FORT LEE, Va. -- Nearly 100 emergency crews staged at Fort Lee are on standby from FEMA as the impacts of Hurricane Florence are beginning to be felt along the East Coast.
As of Thursday afternoon, the crews do not yet know where they will be deployed, but said they are ready to respond to the hardest hit areas.
Officials are preparing for the worst as forecasters predict Hurricane Florence will cause catastrophic damage in North and South Carolina.
Hollie Martin, the U.S. Army Garrison Commander at Fort Lee, said crews at the Army base are on standby.
“One hundred and five ambulances that we stage as part of the request of support for the Hurricane Florence relief efforts,” Martin said.
With dozens of paramedics and EMTs on standby, officials said they are prepared for the worst with enough supplies to last up to 72 hours.

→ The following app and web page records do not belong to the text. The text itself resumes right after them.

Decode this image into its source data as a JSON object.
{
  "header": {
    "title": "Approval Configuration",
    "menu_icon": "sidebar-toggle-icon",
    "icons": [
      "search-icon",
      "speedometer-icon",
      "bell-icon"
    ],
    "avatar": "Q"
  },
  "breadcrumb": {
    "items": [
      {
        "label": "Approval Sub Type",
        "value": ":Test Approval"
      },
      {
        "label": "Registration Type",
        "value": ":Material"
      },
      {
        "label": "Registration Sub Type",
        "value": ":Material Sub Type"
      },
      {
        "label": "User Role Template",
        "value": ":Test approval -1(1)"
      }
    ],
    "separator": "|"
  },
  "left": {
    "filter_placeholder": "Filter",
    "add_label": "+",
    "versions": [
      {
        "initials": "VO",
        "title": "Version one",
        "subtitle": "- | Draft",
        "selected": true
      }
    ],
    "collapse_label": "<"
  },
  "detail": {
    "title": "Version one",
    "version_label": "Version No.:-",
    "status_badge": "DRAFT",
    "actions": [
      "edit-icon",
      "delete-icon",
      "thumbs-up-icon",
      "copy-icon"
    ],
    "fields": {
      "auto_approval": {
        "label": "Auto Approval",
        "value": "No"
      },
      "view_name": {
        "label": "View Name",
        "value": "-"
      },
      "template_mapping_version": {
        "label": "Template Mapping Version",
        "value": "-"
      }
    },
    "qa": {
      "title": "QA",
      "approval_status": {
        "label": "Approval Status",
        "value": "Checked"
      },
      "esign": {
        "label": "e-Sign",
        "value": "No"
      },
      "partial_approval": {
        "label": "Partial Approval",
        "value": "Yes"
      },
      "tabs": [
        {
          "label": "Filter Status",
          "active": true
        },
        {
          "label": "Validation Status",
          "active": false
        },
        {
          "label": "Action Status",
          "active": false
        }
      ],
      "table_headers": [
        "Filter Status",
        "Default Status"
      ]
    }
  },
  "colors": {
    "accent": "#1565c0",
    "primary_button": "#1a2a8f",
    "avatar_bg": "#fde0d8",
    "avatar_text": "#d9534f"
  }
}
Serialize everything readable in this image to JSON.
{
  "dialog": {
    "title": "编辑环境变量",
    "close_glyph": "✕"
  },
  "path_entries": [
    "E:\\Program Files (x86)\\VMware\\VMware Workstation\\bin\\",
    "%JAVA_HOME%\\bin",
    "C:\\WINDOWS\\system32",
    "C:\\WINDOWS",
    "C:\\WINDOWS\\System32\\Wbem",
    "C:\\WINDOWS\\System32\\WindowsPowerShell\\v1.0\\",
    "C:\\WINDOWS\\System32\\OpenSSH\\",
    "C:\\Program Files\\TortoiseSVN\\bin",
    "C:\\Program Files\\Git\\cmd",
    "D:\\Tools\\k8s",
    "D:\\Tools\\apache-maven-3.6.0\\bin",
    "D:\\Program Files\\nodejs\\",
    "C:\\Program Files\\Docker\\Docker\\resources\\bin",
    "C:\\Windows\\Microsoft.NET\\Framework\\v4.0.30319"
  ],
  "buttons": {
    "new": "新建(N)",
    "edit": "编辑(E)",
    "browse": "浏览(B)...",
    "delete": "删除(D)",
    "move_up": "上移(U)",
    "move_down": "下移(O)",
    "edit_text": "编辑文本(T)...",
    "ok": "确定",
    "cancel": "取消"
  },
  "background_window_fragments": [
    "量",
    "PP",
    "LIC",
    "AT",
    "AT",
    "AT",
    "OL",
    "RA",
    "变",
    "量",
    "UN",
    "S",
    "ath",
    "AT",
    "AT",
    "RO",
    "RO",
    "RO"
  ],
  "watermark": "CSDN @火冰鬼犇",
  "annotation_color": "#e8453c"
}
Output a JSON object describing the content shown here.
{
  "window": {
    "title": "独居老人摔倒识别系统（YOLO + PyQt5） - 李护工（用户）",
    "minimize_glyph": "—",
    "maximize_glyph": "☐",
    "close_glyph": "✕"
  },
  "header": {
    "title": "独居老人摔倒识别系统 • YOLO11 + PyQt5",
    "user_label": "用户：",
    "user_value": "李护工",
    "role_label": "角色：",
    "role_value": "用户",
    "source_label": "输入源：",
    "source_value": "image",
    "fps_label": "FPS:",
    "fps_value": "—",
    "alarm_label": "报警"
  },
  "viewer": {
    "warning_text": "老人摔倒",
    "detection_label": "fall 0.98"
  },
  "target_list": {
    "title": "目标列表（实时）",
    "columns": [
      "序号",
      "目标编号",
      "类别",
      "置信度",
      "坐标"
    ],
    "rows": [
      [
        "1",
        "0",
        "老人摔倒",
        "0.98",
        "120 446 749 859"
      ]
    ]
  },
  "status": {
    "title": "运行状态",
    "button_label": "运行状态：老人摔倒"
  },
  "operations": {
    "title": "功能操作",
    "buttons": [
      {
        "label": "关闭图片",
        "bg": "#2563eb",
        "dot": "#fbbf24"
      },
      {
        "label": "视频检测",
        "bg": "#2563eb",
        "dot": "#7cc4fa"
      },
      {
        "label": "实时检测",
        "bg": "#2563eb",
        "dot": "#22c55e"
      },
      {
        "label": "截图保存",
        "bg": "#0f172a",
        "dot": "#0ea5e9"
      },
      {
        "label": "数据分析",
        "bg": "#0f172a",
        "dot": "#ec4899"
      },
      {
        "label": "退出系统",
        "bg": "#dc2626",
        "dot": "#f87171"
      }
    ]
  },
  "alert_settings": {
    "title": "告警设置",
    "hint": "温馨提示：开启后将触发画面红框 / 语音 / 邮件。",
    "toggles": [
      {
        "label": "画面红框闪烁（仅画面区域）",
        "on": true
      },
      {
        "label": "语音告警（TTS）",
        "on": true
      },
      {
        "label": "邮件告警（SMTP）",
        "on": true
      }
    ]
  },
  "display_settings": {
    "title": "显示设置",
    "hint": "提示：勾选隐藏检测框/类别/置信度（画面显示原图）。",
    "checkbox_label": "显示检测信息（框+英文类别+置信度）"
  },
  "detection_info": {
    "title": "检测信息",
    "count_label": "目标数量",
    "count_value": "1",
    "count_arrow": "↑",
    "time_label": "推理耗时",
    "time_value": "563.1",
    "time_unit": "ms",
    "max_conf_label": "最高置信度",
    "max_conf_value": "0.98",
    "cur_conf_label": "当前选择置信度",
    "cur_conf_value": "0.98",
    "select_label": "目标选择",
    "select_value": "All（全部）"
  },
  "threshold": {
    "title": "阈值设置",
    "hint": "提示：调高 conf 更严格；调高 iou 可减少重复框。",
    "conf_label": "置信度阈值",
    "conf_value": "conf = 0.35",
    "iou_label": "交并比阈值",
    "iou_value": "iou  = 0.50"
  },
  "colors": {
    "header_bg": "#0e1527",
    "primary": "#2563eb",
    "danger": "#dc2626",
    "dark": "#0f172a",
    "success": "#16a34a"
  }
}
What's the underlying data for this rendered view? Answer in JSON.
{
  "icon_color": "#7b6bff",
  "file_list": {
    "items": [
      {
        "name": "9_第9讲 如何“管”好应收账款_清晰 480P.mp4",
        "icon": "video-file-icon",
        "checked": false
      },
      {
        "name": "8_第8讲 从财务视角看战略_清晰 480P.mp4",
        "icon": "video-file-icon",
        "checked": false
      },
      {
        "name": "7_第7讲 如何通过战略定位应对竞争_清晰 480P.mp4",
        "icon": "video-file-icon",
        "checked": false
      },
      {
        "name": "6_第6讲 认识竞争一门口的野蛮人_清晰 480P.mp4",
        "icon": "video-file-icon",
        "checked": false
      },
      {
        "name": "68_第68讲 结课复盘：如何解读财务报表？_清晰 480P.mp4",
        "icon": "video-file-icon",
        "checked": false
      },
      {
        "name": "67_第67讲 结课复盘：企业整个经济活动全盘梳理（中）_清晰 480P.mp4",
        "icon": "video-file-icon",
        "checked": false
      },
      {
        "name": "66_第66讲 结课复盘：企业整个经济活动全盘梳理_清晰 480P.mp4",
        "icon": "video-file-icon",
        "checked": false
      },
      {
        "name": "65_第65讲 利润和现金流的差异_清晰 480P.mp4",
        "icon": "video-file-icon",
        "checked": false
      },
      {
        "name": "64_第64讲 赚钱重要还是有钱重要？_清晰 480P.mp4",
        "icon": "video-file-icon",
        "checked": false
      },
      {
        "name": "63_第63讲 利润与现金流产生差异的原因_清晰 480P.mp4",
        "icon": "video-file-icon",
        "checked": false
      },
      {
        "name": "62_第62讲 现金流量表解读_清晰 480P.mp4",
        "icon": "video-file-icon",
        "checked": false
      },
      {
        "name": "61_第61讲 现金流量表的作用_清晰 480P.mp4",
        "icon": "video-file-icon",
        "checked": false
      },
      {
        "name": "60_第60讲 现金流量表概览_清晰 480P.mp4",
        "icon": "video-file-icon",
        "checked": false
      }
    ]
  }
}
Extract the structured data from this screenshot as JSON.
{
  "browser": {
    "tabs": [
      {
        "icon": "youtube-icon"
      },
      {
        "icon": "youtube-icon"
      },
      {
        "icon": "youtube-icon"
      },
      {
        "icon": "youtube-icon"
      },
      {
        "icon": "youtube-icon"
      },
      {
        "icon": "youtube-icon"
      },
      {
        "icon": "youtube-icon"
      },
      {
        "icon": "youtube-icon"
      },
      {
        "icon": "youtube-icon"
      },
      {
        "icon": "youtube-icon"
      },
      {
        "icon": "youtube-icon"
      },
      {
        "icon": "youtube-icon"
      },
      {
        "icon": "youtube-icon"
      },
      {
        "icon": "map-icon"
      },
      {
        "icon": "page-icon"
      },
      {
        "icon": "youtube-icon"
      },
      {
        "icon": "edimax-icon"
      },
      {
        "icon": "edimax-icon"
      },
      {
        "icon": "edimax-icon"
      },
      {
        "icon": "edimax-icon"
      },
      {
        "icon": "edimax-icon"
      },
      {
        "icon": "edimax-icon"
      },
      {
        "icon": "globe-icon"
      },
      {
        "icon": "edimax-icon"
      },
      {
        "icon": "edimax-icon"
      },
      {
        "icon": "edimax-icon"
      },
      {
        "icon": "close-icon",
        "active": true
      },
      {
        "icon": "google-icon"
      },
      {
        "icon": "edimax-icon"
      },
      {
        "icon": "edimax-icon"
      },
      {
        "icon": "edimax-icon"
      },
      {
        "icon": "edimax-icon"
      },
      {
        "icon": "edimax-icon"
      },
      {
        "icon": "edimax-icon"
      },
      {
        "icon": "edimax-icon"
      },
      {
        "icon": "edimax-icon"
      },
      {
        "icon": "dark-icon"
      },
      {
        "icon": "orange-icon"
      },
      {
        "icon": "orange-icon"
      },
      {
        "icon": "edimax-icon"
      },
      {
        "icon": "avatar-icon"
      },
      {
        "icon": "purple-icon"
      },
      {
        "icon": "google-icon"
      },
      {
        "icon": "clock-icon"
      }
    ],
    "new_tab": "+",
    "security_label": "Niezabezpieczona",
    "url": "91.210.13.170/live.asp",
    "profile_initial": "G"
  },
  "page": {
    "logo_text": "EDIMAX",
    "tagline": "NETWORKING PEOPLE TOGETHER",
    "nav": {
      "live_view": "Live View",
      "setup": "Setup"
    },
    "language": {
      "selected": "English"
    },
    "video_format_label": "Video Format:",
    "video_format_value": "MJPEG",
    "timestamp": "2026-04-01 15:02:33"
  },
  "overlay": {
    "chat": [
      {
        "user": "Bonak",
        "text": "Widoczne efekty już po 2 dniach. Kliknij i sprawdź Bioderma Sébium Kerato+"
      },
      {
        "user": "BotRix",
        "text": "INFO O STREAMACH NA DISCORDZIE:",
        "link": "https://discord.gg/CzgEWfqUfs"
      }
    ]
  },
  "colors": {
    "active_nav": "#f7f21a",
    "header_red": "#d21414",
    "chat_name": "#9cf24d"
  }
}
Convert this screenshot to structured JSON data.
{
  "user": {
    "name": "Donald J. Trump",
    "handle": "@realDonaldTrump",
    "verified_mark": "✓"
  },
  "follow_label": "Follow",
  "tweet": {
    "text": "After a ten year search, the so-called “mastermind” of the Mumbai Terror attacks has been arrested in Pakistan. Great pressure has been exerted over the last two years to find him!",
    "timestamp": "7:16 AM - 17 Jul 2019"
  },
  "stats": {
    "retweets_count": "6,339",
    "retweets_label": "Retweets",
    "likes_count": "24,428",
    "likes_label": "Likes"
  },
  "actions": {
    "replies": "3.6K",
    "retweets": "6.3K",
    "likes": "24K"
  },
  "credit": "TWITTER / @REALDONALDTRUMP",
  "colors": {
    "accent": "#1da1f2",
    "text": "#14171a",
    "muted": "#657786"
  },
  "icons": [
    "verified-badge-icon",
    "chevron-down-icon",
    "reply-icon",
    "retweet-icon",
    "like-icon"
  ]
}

“We brought coolers with food, lots of emergency medical supplies that we brought from home," said Sarah Bonhan, a paramedic from Greenfield, Indiana.
James Harrison, an EMT from Joplin , Missouri said crews are equipped with rain gear, rescue ropes as well as life jackets.
Families and visitors in the storm's path have been warned to leave their coastal homes, but some people have decided to stay despite the mandatory evacuations.
“We do have to sometimes maneuver through some floodwaters," Harrison said. "We take our time and we make sure the street hasn’t washed away.”
Now it’s the calm before the storm and all they can do is wait for the call and be prepared.
“We’re not out of our element," Harrison said. "We do this every day, so that this chaos that everybody talks about on the news -- it’s controlled chaos for us, because we do it every day.”
Many members of the crews said one of the biggest things they do before the storm is to prepare emotionally and physically for the experience.